    • Jedi

      It really is that kind of garbage that gives sabermetrics a bad name – if we’re down 10-0 I couldn’t care less how Soriano misplays a double into a triple.  Same thing if we’re up 10-0.  You can’t quantify how many games he’s cost us unless you actually look at the mistakes he’s made in their context.  I think you’d find that some guys have a tendency to lose focus defensively in lopsided games, or that other guys tend to boot the ball more in pressure spots.  It could be that a difference of 20 runs amounts to 8 or 9 wins, or perhaps that if he’d been perfect in the field not a single game would’ve ended differently.  But by assigning a formula for a number of runs that equal wins you’re really assuming a lot.  I could go even farther, does 10 runs difference equal 1 win for every team?  Because I would be that the teams with a crappy offense a 10-run differential in the field is much more than a single win…and for teams in the AL East 10 runs might be more like half a win.

  • Doc Raker
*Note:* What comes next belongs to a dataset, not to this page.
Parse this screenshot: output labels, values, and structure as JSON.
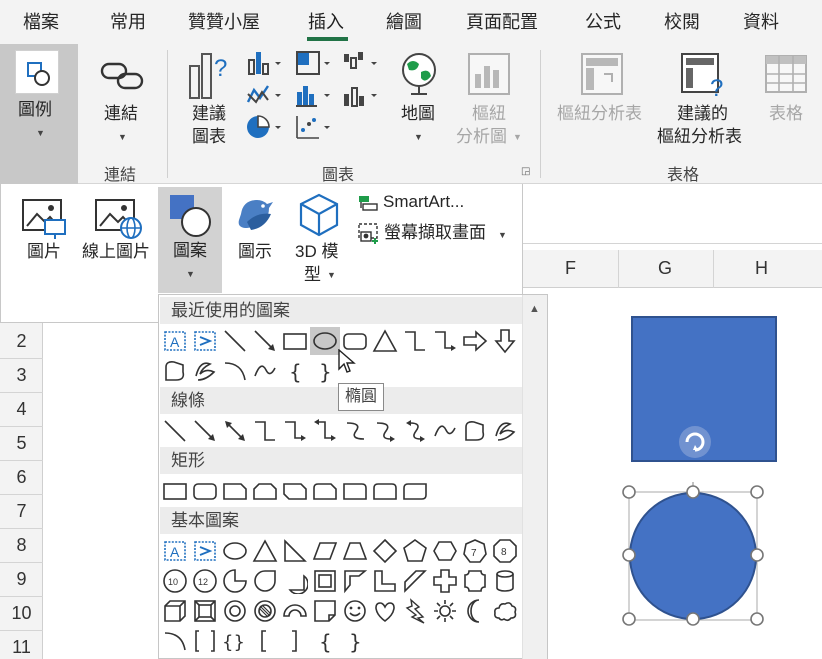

    I think when you get into abstract stats that have subjective input in the formula you can get a lot of garbage in garbage out. I take this stat as a generalization which my own two eyes can already give me but if I am looking at players who I never saw before it gives me a general guideline to their defensive play. I would not take this stat as an absolute.

  • Doc Raker

    I think when you get into abstract stats that have subjective input in the formula you can get a lot of garbage in garbage out. I take this stat as a generalization which my own two eyes can already give me but if I am looking at players who I never saw before it gives me a general guideline to their defensive play. I would not take this stat as an absolute.

  • RichBeckman

    Upon further reflection, I suppose if you take 20 runs and randomly add them one at a time to a team’s final score, you would end up with a few ties presumably half of which would result in a victory.  So looking at it that way I guess it makes some sense.

    I have the scores from some Cubs season a few years ago (I don’t know what year!?) in a spreadsheet.  Looking at the first twenty games, adding one run to the Cubs final tally results in five ties. So two and a half wins (based on an absurdly small sample size).

    • Jedi

      The key term there is randomly.

  • RichBeckman

    Upon further reflection, I suppose if you take 20 runs and randomly add them one at a time to a team’s final score, you would end up with a few ties presumably half of which would result in a victory.  So looking at it that way I guess it makes some sense.

    I have the scores from some Cubs season a few years ago (I don’t know what year!?) in a spreadsheet.  Looking at the first twenty games, adding one run to the Cubs final tally results in five ties. So two and a half wins (based on an absurdly small sample size).

    • Jedi

      The key term there is randomly.